Sark didn't even have the decency to look relieved as he lowered his gun. Sydney decided when all this was done and the Covenant destroyed, she'd throttle the insolence out of him.

"We have to set some ground rules, first, though," Sydney continued.

"I expected no less."

"First, I don't cook for you. I don't clean for you. You keep the place neat and fend for yourself."

"Of course."

"Second, stay the hell out of my bedroom and keep your grubby hands off my stuff." Sydney told him this, not believing for a second that he would.

Sark looked at his hands. "Grubby? I had no idea. I'll have to add Purell to the list of things I'll need."

"I sure as hell am not shopping for you. You make do with what I have."

His eyes wandered disparagingly towards where the peanut butter jar sat. "I will endeavor to sink to your level."

Sydney rolled her eyes. "That brings me to number three: try not to talk so damn much. You give me a headache. Also, stay out of sight while I'm at work. The last thing either of us need is for the CIA to find out I'm harboring a known fugitive. You're number one on their most wanted list, too, you know."

"It's always so gratifying to be reminded of one's popularity," he replied, and then winced.

"So, what's that?" she asked, pointing at the red spot in his shirt that was obviously finally taking its toll.
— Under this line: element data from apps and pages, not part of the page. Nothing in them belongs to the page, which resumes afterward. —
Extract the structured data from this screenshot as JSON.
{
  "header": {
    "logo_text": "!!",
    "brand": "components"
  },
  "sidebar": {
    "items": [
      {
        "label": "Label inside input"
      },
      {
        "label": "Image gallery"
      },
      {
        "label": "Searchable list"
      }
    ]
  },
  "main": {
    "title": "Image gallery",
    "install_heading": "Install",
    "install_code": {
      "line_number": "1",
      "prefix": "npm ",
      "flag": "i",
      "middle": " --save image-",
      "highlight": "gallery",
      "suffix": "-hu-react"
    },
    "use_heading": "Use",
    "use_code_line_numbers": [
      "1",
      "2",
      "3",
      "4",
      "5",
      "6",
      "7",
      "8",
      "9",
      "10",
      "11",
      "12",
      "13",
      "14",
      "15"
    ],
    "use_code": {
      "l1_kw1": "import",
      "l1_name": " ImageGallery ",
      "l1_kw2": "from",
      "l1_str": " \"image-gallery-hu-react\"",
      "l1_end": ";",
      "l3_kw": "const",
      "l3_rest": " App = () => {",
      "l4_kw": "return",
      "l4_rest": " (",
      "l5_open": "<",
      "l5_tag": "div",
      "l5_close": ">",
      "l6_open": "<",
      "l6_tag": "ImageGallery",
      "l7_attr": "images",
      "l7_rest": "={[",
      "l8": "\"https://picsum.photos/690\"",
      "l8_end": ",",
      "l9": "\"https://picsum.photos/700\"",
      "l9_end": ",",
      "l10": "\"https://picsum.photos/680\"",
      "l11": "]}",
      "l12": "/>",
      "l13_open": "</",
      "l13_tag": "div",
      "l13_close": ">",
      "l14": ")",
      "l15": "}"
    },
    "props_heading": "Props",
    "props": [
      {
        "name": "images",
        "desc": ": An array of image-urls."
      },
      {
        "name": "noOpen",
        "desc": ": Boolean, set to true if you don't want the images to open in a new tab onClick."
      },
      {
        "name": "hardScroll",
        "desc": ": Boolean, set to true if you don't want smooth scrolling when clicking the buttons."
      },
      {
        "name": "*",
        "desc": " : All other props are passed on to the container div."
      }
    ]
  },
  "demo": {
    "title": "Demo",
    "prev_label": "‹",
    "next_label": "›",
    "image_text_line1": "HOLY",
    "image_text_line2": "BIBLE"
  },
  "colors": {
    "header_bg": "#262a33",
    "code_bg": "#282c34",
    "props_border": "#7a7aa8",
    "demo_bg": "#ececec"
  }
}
He craned his neck to inspect the sartorial damage. "I had an unfortunate encounter this morning. Someone saw me and took a shot, but I got away. I bandaged it up as soon as I got here, though. No need to worry."
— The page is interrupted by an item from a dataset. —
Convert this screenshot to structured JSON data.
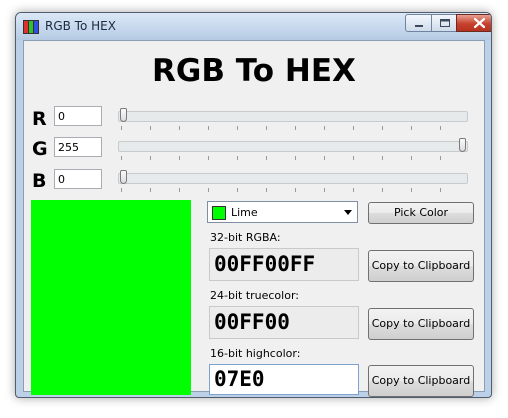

"Trust me, I wasn't."

They were silent for a moment, sizing one another up as they had so many times before, but this time was going to be different, prolonged. Sydney already felt tired just thinking about it, but she had no choice. It was either get thrown into jail for crimes she hadn't committed or else possibly bring down the Covenant.

"Where will I sleep?" he asked next, visibly relaxing his body for the first time. They both knew that their silent stare-off had heralded a new era in Sark-Bristow relations. He poked at the couch cushions beneath him. "Is this a pull-out?" He made a moue of resigned discontent.

"Nope, it's just a regular couch. You'll have to put a sheet down and curl up. It should be long enough, though. You aren't that tall."

"So generous, as always."

Sydney went to the linen closet and took out some sheets and a blanket. She almost automatically went to fetch the extra pillow from her room but then reminded himself that this was Sark, who didn't deserve pillows. On her way back to the living room, she spotted a big black duffel on the floor of the bathroom, where he must have left it after bandaging himself.

"Get that bag out of the bathroom," she snapped upon her return to the living room. She chucked the sheets at him. "I've got to get ready for bed."

"My apologies. Where would you like me to keep it going forward?" His voice betrayed that he was just as exhausted as she was, and glad that they had finally sorted it out.

"You can keep it in the hall closet. And you can use the bathroom after I'm done."

She stormed into the bathroom and tossed the bag out before shutting the door. By the time she'd finished brushing her teeth, Sark had 'made the couch' and was obsessively tucking the fitted sheet under the cushions as though it were a real mattress. She pretended not to notice and went right into her bedroom.

"Good-night, Sydney," she heard him call just before shutting the door. She leaned her back against it and sighed.

Well, at least she wouldn't dread going to work anymore.